Is it possible to have both credibility with the Establishment and freedom to innovate?
Seth Godin captures it beautifully in this snippet from his latest book, Poke the Box (2011), in which he encourages people to create and market new, valuable goods and services. Here he summarizes the “paradox of success”:
People with no credibility or resources rarely get the leverage they need to bring their ideas to the world.
People with credibility and resources are so busy trying to hold onto them that they fail to bring their provocative ideas to the world.
Bingo. In two sentences he explains why new, fresh, promising ideas face such a challenge in getting their due, and why people and organizations who have “made it” sometimes become timid and cautious.
There are exceptions to this dynamic, and not surprisingly they come from very successful enterprises that are in a position to risk some street cred.
Remember when Apple introduced its iPad? Many reviewers and computer industry gurus scoffed at this odd cross between a netbook computer and a smart phone, wondering if Apple had invested a ton of money and marketing into a clunker of a product that would soon disappear.
I felt the same way. I thought the iPad was a silly indulgence that had very little practical use. However, every time I stepped into an Apple store, I’d find myself playing with the iPads. And once the iPad 2 was announced, I knew I was a goner. (I now use mine regularly.)
Apple invented a market, created the conditions for that product to thrive (almost singlehandedly introducing the term “apps” into our lexicon), and now dominates that market — while its competitors serve up bad imitations.
Responsible risk taking
Okay, so Apple wasn’t exactly the corporate equivalent of Braveheart when it rolled out the iPad. Had it failed, customers would still be gobbling up Macs and iPhones. But it did demonstrate a willingness to be laughed at by those in the know…while saving the last laughs for itself.
Organizations and individuals who have established their credibility may have to make a judgment call on the worthiness of advancing a cutting edge idea or product, especially one that could undermine hard-earned credibility if it fails. But those who who play it safe often lose their edge and become pretty ordinary.

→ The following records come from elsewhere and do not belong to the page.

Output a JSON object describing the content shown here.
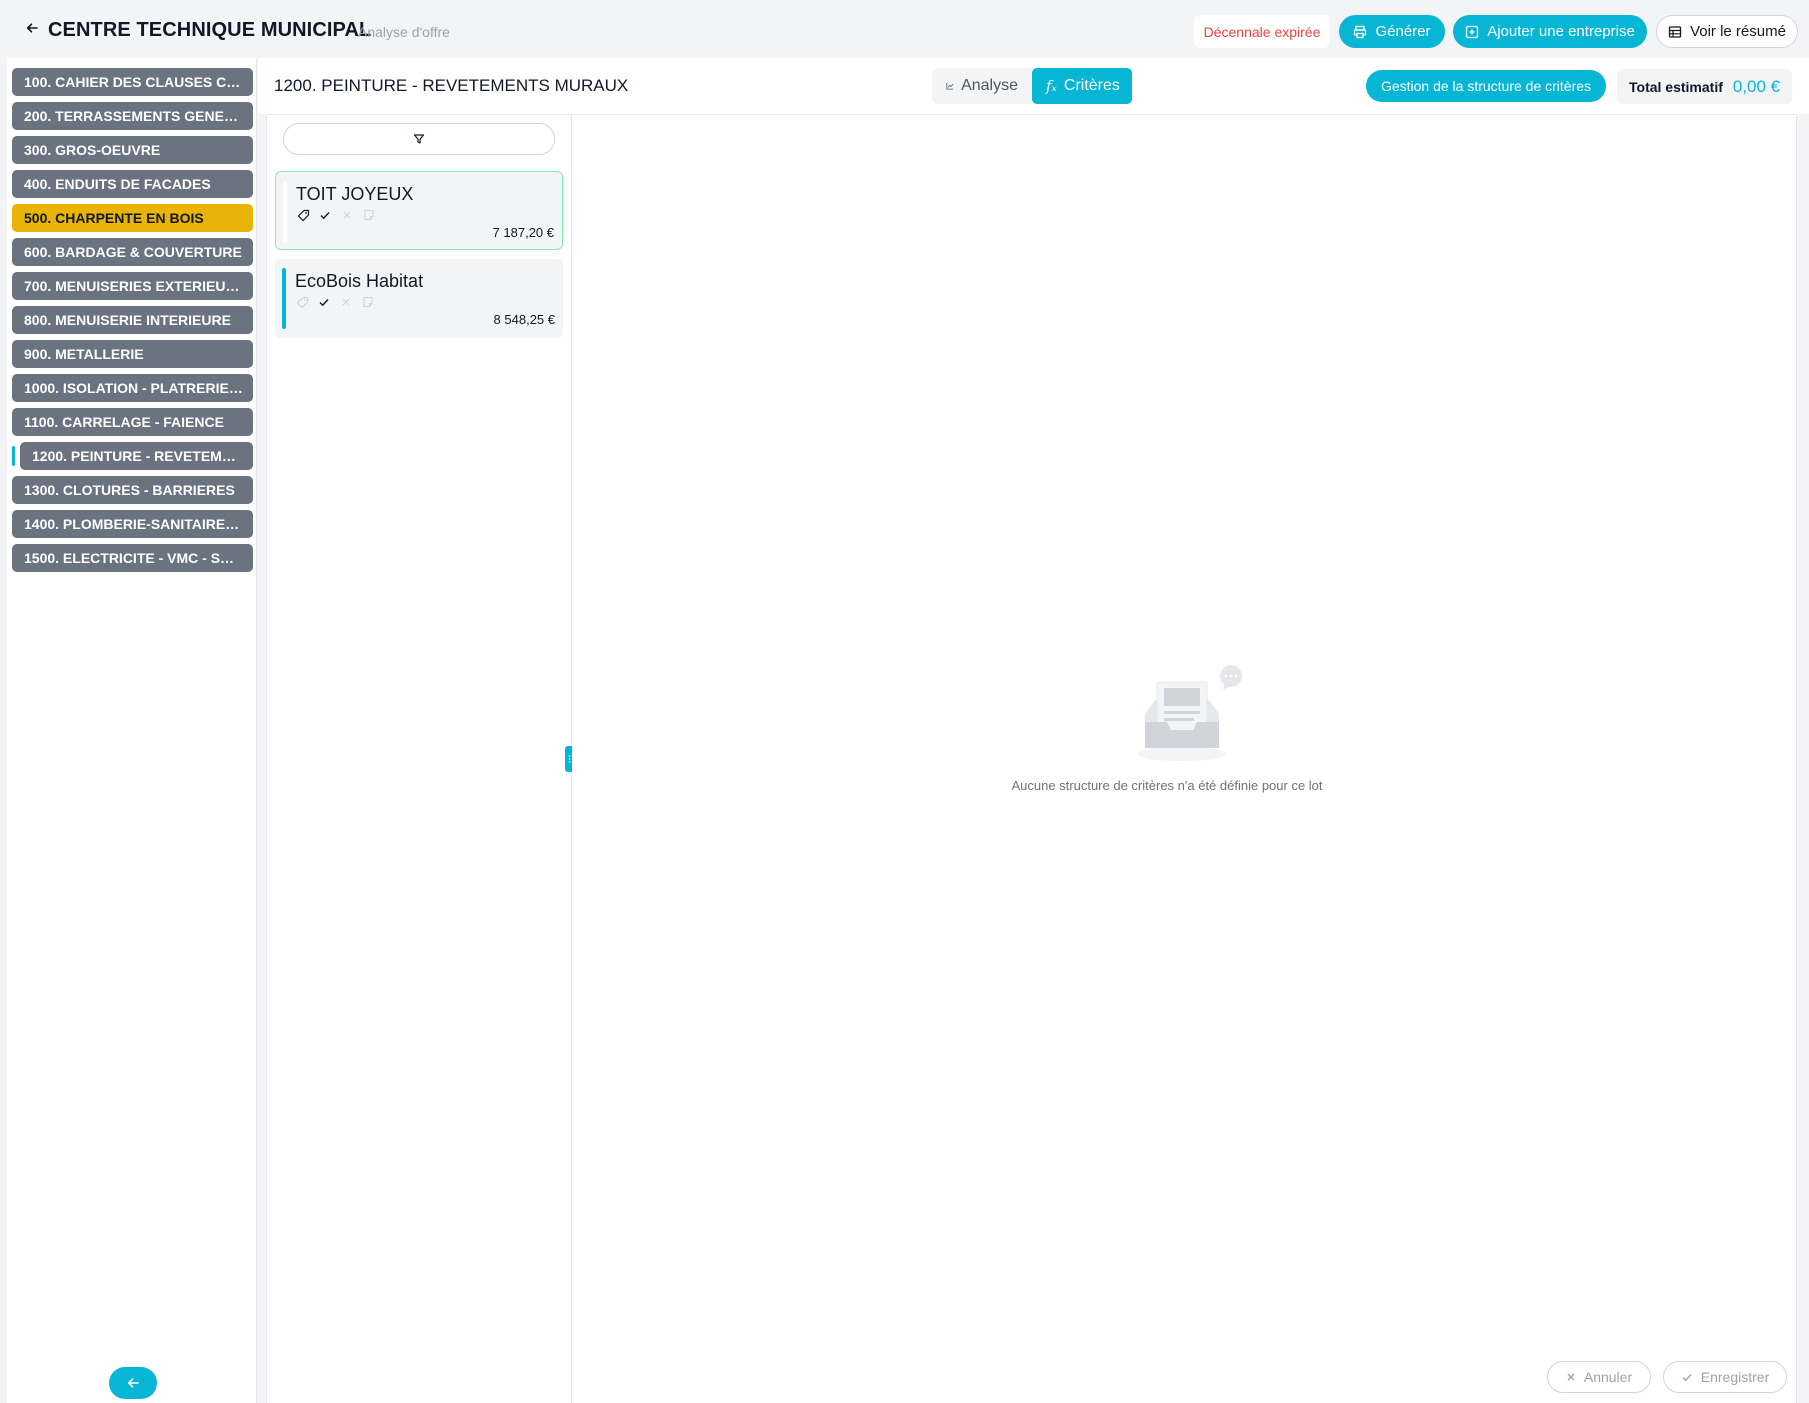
{
  "header": {
    "title": "CENTRE TECHNIQUE MUNICIPAL",
    "subtitle": "Analyse d'offre",
    "expired_label": "Décennale expirée",
    "generate_label": "Générer",
    "add_company_label": "Ajouter une entreprise",
    "summary_label": "Voir le résumé"
  },
  "sidebar": {
    "lots": [
      {
        "label": "100. CAHIER DES CLAUSES COMMUNES"
      },
      {
        "label": "200. TERRASSEMENTS GENERAUX"
      },
      {
        "label": "300. GROS-OEUVRE"
      },
      {
        "label": "400. ENDUITS DE FACADES"
      },
      {
        "label": "500. CHARPENTE EN BOIS"
      },
      {
        "label": "600. BARDAGE & COUVERTURE"
      },
      {
        "label": "700. MENUISERIES EXTERIEURES"
      },
      {
        "label": "800. MENUISERIE INTERIEURE"
      },
      {
        "label": "900. METALLERIE"
      },
      {
        "label": "1000. ISOLATION - PLATRERIE - PLAFONDS"
      },
      {
        "label": "1100. CARRELAGE - FAIENCE"
      },
      {
        "label": "1200. PEINTURE - REVETEMENTS MURAUX"
      },
      {
        "label": "1300. CLOTURES - BARRIERES"
      },
      {
        "label": "1400. PLOMBERIE-SANITAIRE - CHAUFFAGE"
      },
      {
        "label": "1500. ELECTRICITE - VMC - SECURITE"
      }
    ],
    "active_index": 11,
    "highlight_index": 4
  },
  "main": {
    "lot_title": "1200. PEINTURE - REVETEMENTS MURAUX",
    "tabs": [
      {
        "label": "Analyse",
        "icon": "chart-line-icon",
        "active": false
      },
      {
        "label": "Critères",
        "icon": "function-icon",
        "active": true
      }
    ],
    "manage_label": "Gestion de la structure de critères",
    "total_label": "Total estimatif",
    "total_value": "0,00 €"
  },
  "companies": [
    {
      "name": "TOIT JOYEUX",
      "price": "7 187,20 €",
      "selected": true,
      "bar_color": "#f3f4f6"
    },
    {
      "name": "EcoBois Habitat",
      "price": "8 548,25 €",
      "selected": false,
      "bar_color": "#06b6d4"
    }
  ],
  "content": {
    "empty_text": "Aucune structure de critères n'a été définie pour ce lot",
    "cancel_label": "Annuler",
    "save_label": "Enregistrer"
  },
  "colors": {
    "accent": "#06b6d4",
    "lot": "#6b7280",
    "lot_highlight": "#eab308",
    "danger": "#ef4444"
  }
}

Starting out from scratch
That still leaves the question of folks at the starting gate. What if you’re a newcomer, an unknown, a novice, but you have a great idea that represents out-of-the-box thinking?
You’ll need perseverance and resourcefulness, plus a dose of good luck and the right timing.
However, because you’re not a known or prominent commodity, it’s possible that you’ll be greeted with dismissiveness rather than derision. There are advantages to being taken too lightly, not the least of which is the ability to move forward quietly, however haltingly, while the Establishment pretty much ignores you.
Once your idea or product gains some traction, people will take notice, and you may find yourself creating a new market or movement. This, of course, will grant you a big dose of credibility, in which case you’ll have to figure out what to do the next time you get a neat new idea.